“It is therefore devastating for everyone linked to the group to learn that the new rental conditions from next month will prevent them from continuing to train in their current location.
“Why haven’t the administrators recognized the importance of allowing the school to continue to use the premises? The venue will lose a significant amount of money per month when the drama school is no longer there – d will all the new tenants come from to make up for this shortfall?
“What will happen to this amazing local dance and theater school if they can’t find alternative venues to hold their classes? And what will happen to the venue if they don’t find other tenants in the future?
Sarah Cronin and her sister were students at Winchester Theater Arts for 15 years. Now her daughter, 4, and her niece, 5, are both taking lessons. She says Ms Goodwin was disappointed with the ‘politics’ among the directors.
She said: ‘The school does so much for the village and various local causes – they have raised £2,500 for Ukraine this year.’
She added: “It’s an inclusive school which really helps to build the confidence of young people; it helped me a lot with my shyness as a child.
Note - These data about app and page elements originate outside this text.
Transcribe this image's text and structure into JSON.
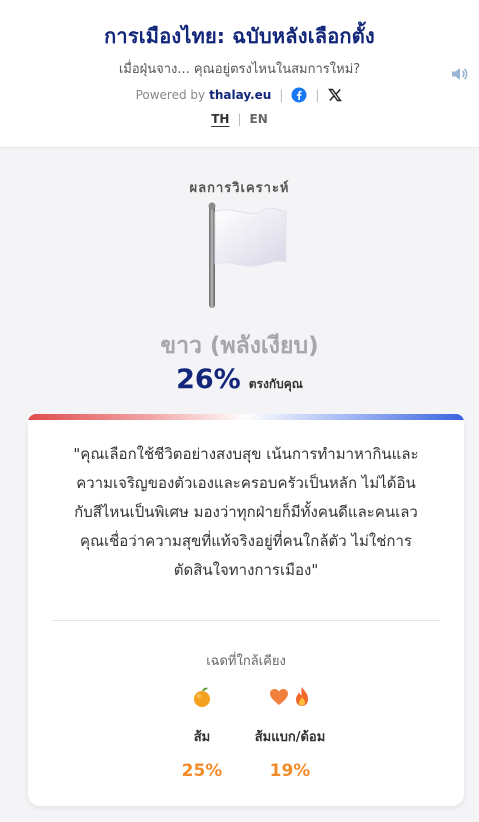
{
  "header": {
    "title": "การเมืองไทย: ฉบับหลังเลือกตั้ง",
    "subtitle": "เมื่อฝุ่นจาง... คุณอยู่ตรงไหนในสมการใหม่?",
    "powered_by": "Powered by",
    "brand": "thalay.eu",
    "sound_icon": "speaker-icon",
    "facebook_icon": "facebook-icon",
    "x_icon": "x-icon"
  },
  "languages": {
    "th": "TH",
    "en": "EN",
    "active": "TH"
  },
  "result": {
    "label": "ผลการวิเคราะห์",
    "flag_icon": "white-flag-icon",
    "name": "ขาว (พลังเงียบ)",
    "match_percent": "26%",
    "match_text": "ตรงกับคุณ"
  },
  "card": {
    "quote_lines": [
      "\"คุณเลือกใช้ชีวิตอย่างสงบสุข เน้นการทำมาหากินและ",
      "ความเจริญของตัวเองและครอบครัวเป็นหลัก ไม่ได้อิน",
      "กับสีไหนเป็นพิเศษ มองว่าทุกฝ่ายก็มีทั้งคนดีและคนเลว",
      "คุณเชื่อว่าความสุขที่แท้จริงอยู่ที่คนใกล้ตัว ไม่ใช่การ",
      "ตัดสินใจทางการเมือง\""
    ],
    "nearby_label": "เฉดที่ใกล้เคียง",
    "nearby": [
      {
        "name": "ส้ม",
        "percent": "25%",
        "icons": [
          "orange-icon"
        ]
      },
      {
        "name": "ส้มแบก/ด้อม",
        "percent": "19%",
        "icons": [
          "orange-heart-icon",
          "fire-icon"
        ]
      }
    ]
  },
  "colors": {
    "title": "#12277a",
    "result_name": "#a7a7ab",
    "percent_accent": "#f28c2a",
    "gradient_left": "#e04c4c",
    "gradient_right": "#3a64e0"
  }
}
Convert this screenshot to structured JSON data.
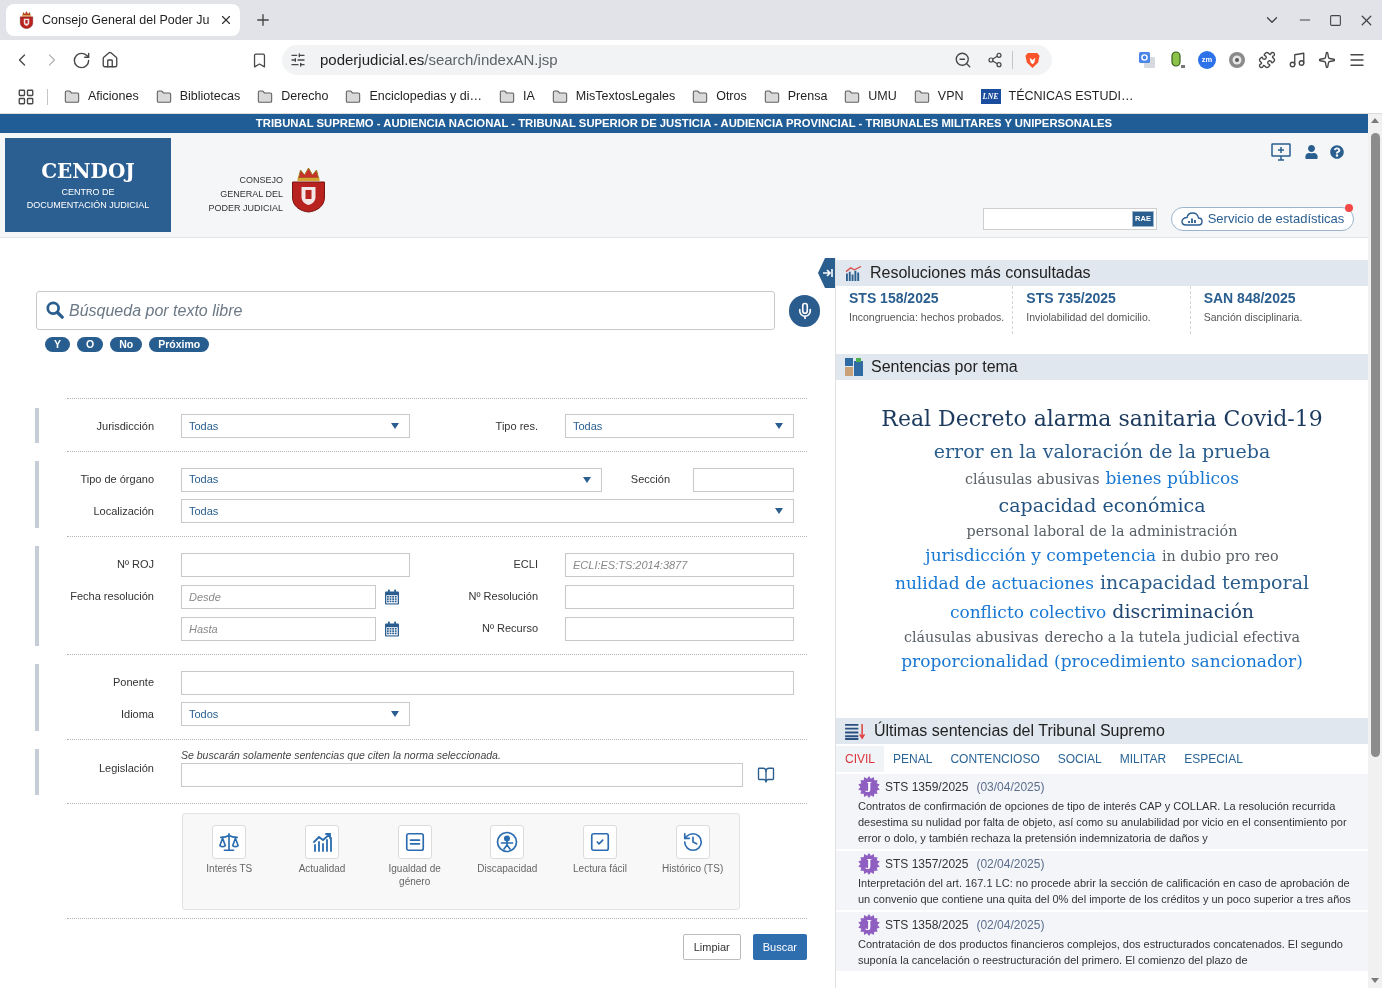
{
  "browser": {
    "tab_title": "Consejo General del Poder Ju",
    "url_host": "poderjudicial.es",
    "url_path": "/search/indexAN.jsp",
    "extension_label": "zm",
    "bookmarks": [
      {
        "label": "Aficiones",
        "kind": "folder"
      },
      {
        "label": "Bibliotecas",
        "kind": "folder"
      },
      {
        "label": "Derecho",
        "kind": "folder"
      },
      {
        "label": "Enciclopedias y di…",
        "kind": "folder"
      },
      {
        "label": "IA",
        "kind": "folder"
      },
      {
        "label": "MisTextosLegales",
        "kind": "folder"
      },
      {
        "label": "Otros",
        "kind": "folder"
      },
      {
        "label": "Prensa",
        "kind": "folder"
      },
      {
        "label": "UMU",
        "kind": "folder"
      },
      {
        "label": "VPN",
        "kind": "folder"
      },
      {
        "label": "TÉCNICAS ESTUDI…",
        "kind": "site",
        "logo": "LNE"
      }
    ]
  },
  "banner": "TRIBUNAL SUPREMO - AUDIENCIA NACIONAL - TRIBUNAL SUPERIOR DE JUSTICIA - AUDIENCIA PROVINCIAL - TRIBUNALES MILITARES Y UNIPERSONALES",
  "header": {
    "logo": {
      "title": "CENDOJ",
      "subtitle_lines": [
        "CENTRO DE",
        "DOCUMENTACIÓN JUDICIAL"
      ]
    },
    "council_lines": [
      "CONSEJO",
      "GENERAL DEL",
      "PODER JUDICIAL"
    ],
    "dictionary_search": {
      "label": "RAE"
    },
    "stats_button": {
      "label": "Servicio de estadísticas",
      "notification": true
    }
  },
  "search": {
    "placeholder": "Búsqueda por texto libre",
    "operators": [
      "Y",
      "O",
      "No",
      "Próximo"
    ]
  },
  "form": {
    "groups": [
      {
        "rows": [
          {
            "kind": "pair",
            "fields": [
              {
                "label": "Jurisdicción",
                "kind": "select",
                "value": "Todas"
              },
              {
                "label": "Tipo res.",
                "kind": "select",
                "value": "Todas"
              }
            ]
          }
        ]
      },
      {
        "rows": [
          {
            "kind": "wide_pair",
            "fields": [
              {
                "label": "Tipo de órgano",
                "kind": "select",
                "value": "Todas"
              },
              {
                "label": "Sección",
                "kind": "text"
              }
            ]
          },
          {
            "kind": "full",
            "fields": [
              {
                "label": "Localización",
                "kind": "select",
                "value": "Todas"
              }
            ]
          }
        ]
      },
      {
        "rows": [
          {
            "kind": "pair",
            "fields": [
              {
                "label": "Nº ROJ",
                "kind": "text"
              },
              {
                "label": "ECLI",
                "kind": "text",
                "placeholder": "ECLI:ES:TS:2014:3877"
              }
            ]
          },
          {
            "kind": "pair",
            "fields": [
              {
                "label": "Fecha resolución",
                "kind": "date",
                "placeholder": "Desde"
              },
              {
                "label": "Nº Resolución",
                "kind": "text"
              }
            ]
          },
          {
            "kind": "pair",
            "fields": [
              {
                "kind": "date",
                "placeholder": "Hasta"
              },
              {
                "label": "Nº Recurso",
                "kind": "text"
              }
            ]
          }
        ]
      },
      {
        "rows": [
          {
            "kind": "full",
            "fields": [
              {
                "label": "Ponente",
                "kind": "text"
              }
            ]
          },
          {
            "kind": "half",
            "fields": [
              {
                "label": "Idioma",
                "kind": "select",
                "value": "Todos"
              }
            ]
          }
        ]
      },
      {
        "rows": [
          {
            "kind": "lookup",
            "fields": [
              {
                "label": "Legislación",
                "kind": "lookup",
                "note": "Se buscarán solamente sentencias que citen la norma seleccionada."
              }
            ]
          }
        ]
      }
    ]
  },
  "tools": [
    {
      "label": "Interés TS",
      "kind": "interest"
    },
    {
      "label": "Actualidad",
      "kind": "news"
    },
    {
      "label": "Igualdad de género",
      "kind": "equality"
    },
    {
      "label": "Discapacidad",
      "kind": "disability"
    },
    {
      "label": "Lectura fácil",
      "kind": "easy_read"
    },
    {
      "label": "Histórico (TS)",
      "kind": "history"
    }
  ],
  "actions": [
    {
      "label": "Limpiar",
      "kind": "secondary"
    },
    {
      "label": "Buscar",
      "kind": "primary"
    }
  ],
  "most_consulted": {
    "title": "Resoluciones más consultadas",
    "items": [
      {
        "ref": "STS 158/2025",
        "summary": "Incongruencia: hechos probados."
      },
      {
        "ref": "STS 735/2025",
        "summary": "Inviolabilidad del domicilio."
      },
      {
        "ref": "SAN 848/2025",
        "summary": "Sanción disciplinaria."
      }
    ]
  },
  "topics": {
    "title": "Sentencias por tema",
    "lines": [
      {
        "words": [
          {
            "text": "Real Decreto alarma sanitaria Covid-19",
            "kind": "xl",
            "color": "#1c3a5e"
          }
        ]
      },
      {
        "words": [
          {
            "text": "error en la valoración de la prueba",
            "kind": "lg",
            "color": "#2b5d8c"
          }
        ]
      },
      {
        "words": [
          {
            "text": "cláusulas abusivas",
            "kind": "sm",
            "color": "#585f66"
          },
          {
            "text": "bienes públicos",
            "kind": "md",
            "color": "#1877d2"
          }
        ]
      },
      {
        "words": [
          {
            "text": "capacidad económica",
            "kind": "lg",
            "color": "#245280"
          }
        ]
      },
      {
        "words": [
          {
            "text": "personal laboral de la administración",
            "kind": "sm",
            "color": "#585f66"
          }
        ]
      },
      {
        "words": [
          {
            "text": "jurisdicción y competencia",
            "kind": "md",
            "color": "#1877d2"
          },
          {
            "text": "in dubio pro reo",
            "kind": "sm",
            "color": "#585f66"
          }
        ]
      },
      {
        "words": [
          {
            "text": "nulidad de actuaciones",
            "kind": "md",
            "color": "#1877d2"
          },
          {
            "text": "incapacidad temporal",
            "kind": "lg",
            "color": "#2b5d8c"
          }
        ]
      },
      {
        "words": [
          {
            "text": "conflicto colectivo",
            "kind": "md",
            "color": "#1877d2"
          },
          {
            "text": "discriminación",
            "kind": "lg",
            "color": "#1f4670"
          }
        ]
      },
      {
        "words": [
          {
            "text": "cláusulas abusivas",
            "kind": "sm",
            "color": "#585f66"
          },
          {
            "text": "derecho a la tutela judicial efectiva",
            "kind": "sm",
            "color": "#585f66"
          }
        ]
      },
      {
        "words": [
          {
            "text": "proporcionalidad (procedimiento sancionador)",
            "kind": "md",
            "color": "#1877d2"
          }
        ]
      }
    ]
  },
  "latest": {
    "title": "Últimas sentencias del Tribunal Supremo",
    "tabs": [
      {
        "label": "CIVIL",
        "selected": true
      },
      {
        "label": "PENAL",
        "selected": false
      },
      {
        "label": "CONTENCIOSO",
        "selected": false
      },
      {
        "label": "SOCIAL",
        "selected": false
      },
      {
        "label": "MILITAR",
        "selected": false
      },
      {
        "label": "ESPECIAL",
        "selected": false
      }
    ],
    "items": [
      {
        "badge": "J",
        "ref": "STS 1359/2025",
        "date": "(03/04/2025)",
        "summary": "Contratos de confirmación de opciones de tipo de interés CAP y COLLAR. La resolución recurrida desestima su nulidad por falta de objeto, así como su anulabilidad por vicio en el consentimiento por error o dolo, y también rechaza la pretensión indemnizatoria de daños y"
      },
      {
        "badge": "J",
        "ref": "STS 1357/2025",
        "date": "(02/04/2025)",
        "summary": "Interpretación del art. 167.1 LC: no procede abrir la sección de calificación en caso de aprobación de un convenio que contiene una quita del 0% del importe de los créditos y un poco superior a tres años"
      },
      {
        "badge": "J",
        "ref": "STS 1358/2025",
        "date": "(02/04/2025)",
        "summary": "Contratación de dos productos financieros complejos, dos estructurados concatenados. El segundo suponía la cancelación o reestructuración del primero. El comienzo del plazo de"
      }
    ]
  }
}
There’s no pressure to look or be in a way and in today’s social media-influenced world, it’s so refreshing for kids to be able to go somewhere where they’re not judged by their peers.”
Having just finished their annual show – which saw more than 130 children perform over three days – Ms Goodwin said no move was imminent and the school would continue to use both the venue and its studio for the moment.
Room administrators have been contacted for comment.